Ian Cameron, Director of Customer Services and Innovation at UK Power Networks, discusses the company’s new EV strategy and how to make electric vehicle connections business as usual.
We will see millions more electric vehicles on UK roads by the turn of the decade. Every one of them represents a single customer who made the unique decision to switch to an EV.
Diana’s challenges to EV adoption in rural Kent differ significantly to Kyron’s in suburban Clapham. Diana’s questions around rural restoration times are no less valid than Kyron’s on available on-street charging availability. The reasons why someone chooses to go electric differ with every individual situation, and it is these customers who are at the heart of UK Power Networks’ new electric vehicle strategy.
At UK Power Networks, the electricity grid operator for London, the East and the South East of England, we want to make the transition to electric vehicles as smooth as possible for everyone. Simply put, this means connecting as many charge points as they require, as quickly and cheaply as possible, whilst maintaining the smart, robust network they need to go about their every-day lives.
Whilst this may seem simple, the ever-evolving jigsaw of low carbon technologies, and their effect on the existing energy infrastructure present a complex challenge to navigate. Helping those puzzle pieces fall into place requires a clear approach to help turn grand ideas into reality.
Our first two EV strategies have helped us connect 400k EVs so far, it is now time to make connecting EVs a BAU offering that can scale to any customer need. This is where this third evolution of our strategy comes in. Through innovation and collaboration, our new strategy looks to take advantage of the sector’s exciting developments with smart charging, flexibility services and vehicle to grid technology. We want to harness and work together with as many likeminded people as possible to find the best solutions to the new challenges that EVs bring. With over five million EVs predicted to be in our network area by 2030, so there is no time to waste in facilitating the infrastructure needed to support these vehicles.

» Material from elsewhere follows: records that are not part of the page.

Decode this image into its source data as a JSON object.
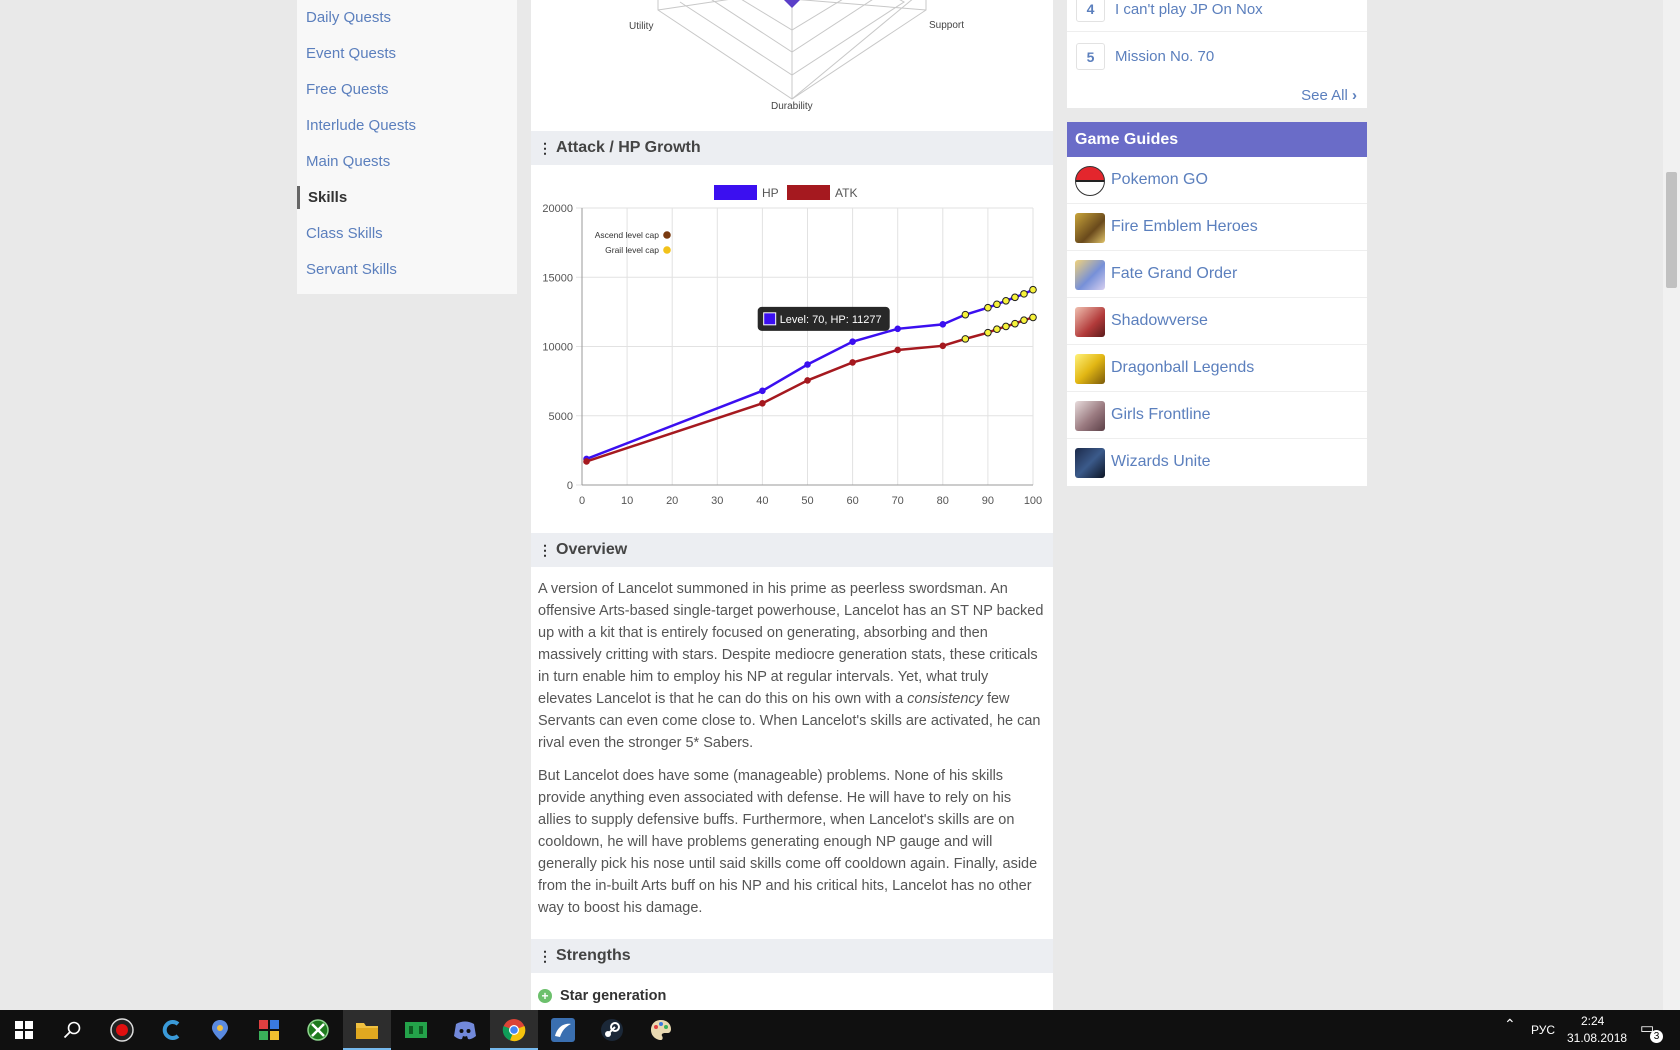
{
  "leftnav": {
    "items": [
      "Daily Quests",
      "Event Quests",
      "Free Quests",
      "Interlude Quests",
      "Main Quests",
      "Skills",
      "Class Skills",
      "Servant Skills"
    ],
    "active": "Skills"
  },
  "radar": {
    "labels": {
      "left": "Utility",
      "right": "Support",
      "bottom": "Durability"
    }
  },
  "growth": {
    "header": "Attack / HP Growth",
    "tooltip": "Level: 70, HP: 11277"
  },
  "chart_data": {
    "type": "line",
    "x": [
      1,
      40,
      50,
      60,
      70,
      80,
      85,
      90,
      92,
      94,
      96,
      98,
      100
    ],
    "series": [
      {
        "name": "HP",
        "color": "#3b0ff0",
        "values": [
          1880,
          6800,
          8700,
          10350,
          11277,
          11600,
          12300,
          12800,
          13050,
          13300,
          13550,
          13800,
          14100
        ]
      },
      {
        "name": "ATK",
        "color": "#a5191f",
        "values": [
          1700,
          5900,
          7550,
          8850,
          9750,
          10050,
          10550,
          11000,
          11250,
          11450,
          11650,
          11900,
          12100
        ]
      }
    ],
    "grail_from_index": 6,
    "xlim": [
      0,
      100
    ],
    "ylim": [
      0,
      20000
    ],
    "xticks": [
      "0",
      "10",
      "20",
      "30",
      "40",
      "50",
      "60",
      "70",
      "80",
      "90",
      "100"
    ],
    "yticks": [
      "0",
      "5000",
      "10000",
      "15000",
      "20000"
    ],
    "annotations": [
      "Ascend level cap",
      "Grail level cap"
    ],
    "legend": "top"
  },
  "overview": {
    "header": "Overview",
    "p1_before": "A version of Lancelot summoned in his prime as peerless swordsman. An offensive Arts-based single-target powerhouse, Lancelot has an ST NP backed up with a kit that is entirely focused on generating, absorbing and then massively critting with stars. Despite mediocre generation stats, these criticals in turn enable him to employ his NP at regular intervals. Yet, what truly elevates Lancelot is that he can do this on his own with a ",
    "p1_em": "consistency",
    "p1_after": " few Servants can even come close to. When Lancelot's skills are activated, he can rival even the stronger 5* Sabers.",
    "p2": "But Lancelot does have some (manageable) problems. None of his skills provide anything even associated with defense. He will have to rely on his allies to supply defensive buffs. Furthermore, when Lancelot's skills are on cooldown, he will have problems generating enough NP gauge and will generally pick his nose until said skills come off cooldown again. Finally, aside from the in-built Arts buff on his NP and his critical hits, Lancelot has no other way to boost his damage."
  },
  "strengths": {
    "header": "Strengths",
    "item1": "Star generation"
  },
  "top_list": {
    "rows": [
      {
        "num": "4",
        "text": "I can't play JP On Nox"
      },
      {
        "num": "5",
        "text": "Mission No. 70"
      }
    ],
    "see_all": "See All"
  },
  "guides": {
    "header": "Game Guides",
    "items": [
      "Pokemon GO",
      "Fire Emblem Heroes",
      "Fate Grand Order",
      "Shadowverse",
      "Dragonball Legends",
      "Girls Frontline",
      "Wizards Unite"
    ]
  },
  "tray": {
    "lang": "РУС",
    "time": "2:24",
    "date": "31.08.2018",
    "notifications": "3"
  }
}
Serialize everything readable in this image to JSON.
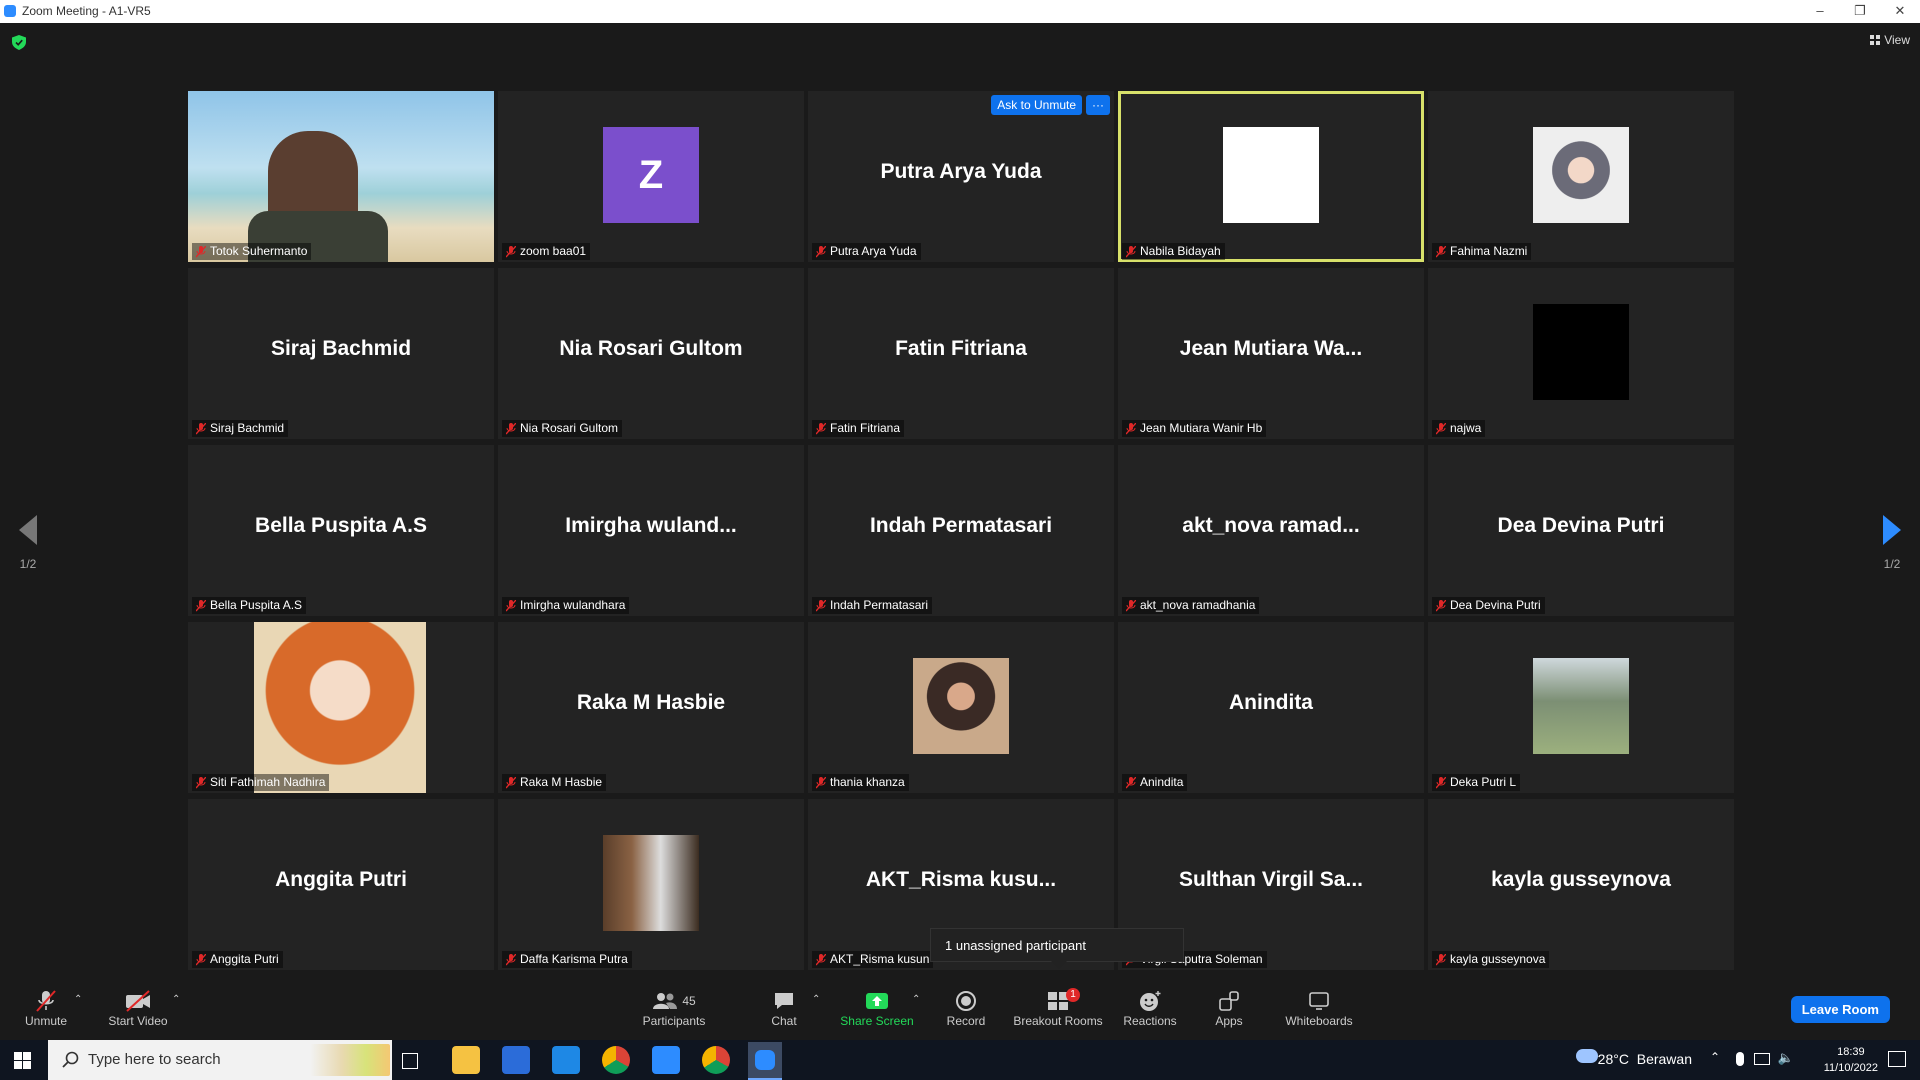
{
  "window": {
    "title": "Zoom Meeting - A1-VR5",
    "minimize": "–",
    "restore": "❐",
    "close": "✕"
  },
  "top": {
    "view_label": "View"
  },
  "grid": {
    "ask_to_unmute": "Ask to Unmute",
    "more": "···",
    "tiles": [
      {
        "big": "",
        "label": "Totok Suhermanto",
        "kind": "video"
      },
      {
        "big": "",
        "label": "zoom baa01",
        "kind": "letter",
        "letter": "Z"
      },
      {
        "big": "Putra Arya Yuda",
        "label": "Putra Arya Yuda",
        "kind": "name"
      },
      {
        "big": "",
        "label": "Nabila Bidayah",
        "kind": "white"
      },
      {
        "big": "",
        "label": "Fahima Nazmi",
        "kind": "photo"
      },
      {
        "big": "Siraj Bachmid",
        "label": "Siraj Bachmid",
        "kind": "name"
      },
      {
        "big": "Nia Rosari Gultom",
        "label": "Nia Rosari Gultom",
        "kind": "name"
      },
      {
        "big": "Fatin Fitriana",
        "label": "Fatin Fitriana",
        "kind": "name"
      },
      {
        "big": "Jean Mutiara Wa...",
        "label": "Jean Mutiara Wanir Hb",
        "kind": "name"
      },
      {
        "big": "",
        "label": "najwa",
        "kind": "black"
      },
      {
        "big": "Bella Puspita A.S",
        "label": "Bella Puspita A.S",
        "kind": "name"
      },
      {
        "big": "Imirgha  wuland...",
        "label": "Imirgha wulandhara",
        "kind": "name"
      },
      {
        "big": "Indah Permatasari",
        "label": "Indah Permatasari",
        "kind": "name"
      },
      {
        "big": "akt_nova  ramad...",
        "label": "akt_nova ramadhania",
        "kind": "name"
      },
      {
        "big": "Dea Devina Putri",
        "label": "Dea Devina Putri",
        "kind": "name"
      },
      {
        "big": "",
        "label": "Siti Fathimah Nadhira",
        "kind": "anime"
      },
      {
        "big": "Raka M Hasbie",
        "label": "Raka M Hasbie",
        "kind": "name"
      },
      {
        "big": "",
        "label": "thania khanza",
        "kind": "photo2"
      },
      {
        "big": "Anindita",
        "label": "Anindita",
        "kind": "name"
      },
      {
        "big": "",
        "label": "Deka Putri L",
        "kind": "photo3"
      },
      {
        "big": "Anggita Putri",
        "label": "Anggita Putri",
        "kind": "name"
      },
      {
        "big": "",
        "label": "Daffa Karisma Putra",
        "kind": "photo4"
      },
      {
        "big": "AKT_Risma  kusu...",
        "label": "AKT_Risma kusun",
        "kind": "name"
      },
      {
        "big": "Sulthan Virgil Sa...",
        "label": "Virgil Saputra Soleman",
        "kind": "name"
      },
      {
        "big": "kayla gusseynova",
        "label": "kayla gusseynova",
        "kind": "name"
      }
    ]
  },
  "paging": {
    "left": "1/2",
    "right": "1/2"
  },
  "tooltip": "1 unassigned participant",
  "toolbar": {
    "unmute": "Unmute",
    "start_video": "Start Video",
    "participants": "Participants",
    "participants_count": "45",
    "chat": "Chat",
    "share_screen": "Share Screen",
    "record": "Record",
    "breakout_rooms": "Breakout Rooms",
    "breakout_badge": "1",
    "reactions": "Reactions",
    "apps": "Apps",
    "whiteboards": "Whiteboards",
    "leave": "Leave Room",
    "accent": "#0e72ed",
    "share_color": "#23d959"
  },
  "taskbar": {
    "search_placeholder": "Type here to search",
    "weather": "28°C  Berawan",
    "time": "18:39",
    "date": "11/10/2022"
  }
}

Advanced data science will help paint a clearer picture for the future of electric vehicle charging. We’re working alongside vehicle manufactures to map the uptake of EVs nationally and determine the most efficient places to install smart charging units. Our industry-leading Open Data Portal is also constantly growing, allowing us to enhance network visibility faster and cheaper, facilitate the EV revolution and forecast the ever-increasing uptake of domestic purchases.
Acting on the findings from this forecasting must be done at least cost to our customers. Which is why we’re investing in non-traditional methods of finding electricity capacity through flexibility procurement, alongside other innovative technology solutions. We’re contracting flexibility providers to help balance the load across our network, with an estimated £410 million to be saved by our independent Distribution System Operator due to saved infrastructure upgrades.
We’re also collaborating with industry to explore the possibilities of vehicle to building technology. We imagine a future where buildings can be supported by fleets of electric vehicles, working alongside other low carbon technologies such as solar generation and battery storage to reduce demand during peak electricity hours. It’s exciting new tech and could demonstrate the immense benefits of low carbon technologies working in unison across the network.
Ensuring everyone has an opportunity to access charging infrastructure is key to enabling the net zero transition, and that means making sure no one is left behind along the way. We’re making sure the needs of our disadvantaged customers are met and encouraging charging infrastructure to be put in places that are affordable and accessible to all. We’ll continue to work alongside those customers, as well as stakeholder groups such as local authorities, to best understand their needs.
As customers continue to adjust to this new decarbonised reality, the way they interact with us will evolve. Moving away from a world where the electricity network was stable and mostly invisible infrastructure, we are now growing rapidly and at the forefront of technological and digital innovation. Electric vehicles, heat pumps, wind and solar generation, the shift towards visible infrastructure and low carbon solutions puts more emphasis on the role of the customer. Our new EV strategy sets out how we propose to make sure that customers get the most out of this shift, by putting them and their EV journeys as the centre of our plans.
We want everyone to get involved, and to start a conversation to enable real progress. Working together, we can deliver the infrastructure and services needed to facilitate an affordable, fair and innovative transition to EVs.
You can read our full strategy here.
Image courtesy of UK Power Networks/Nigel Bowles.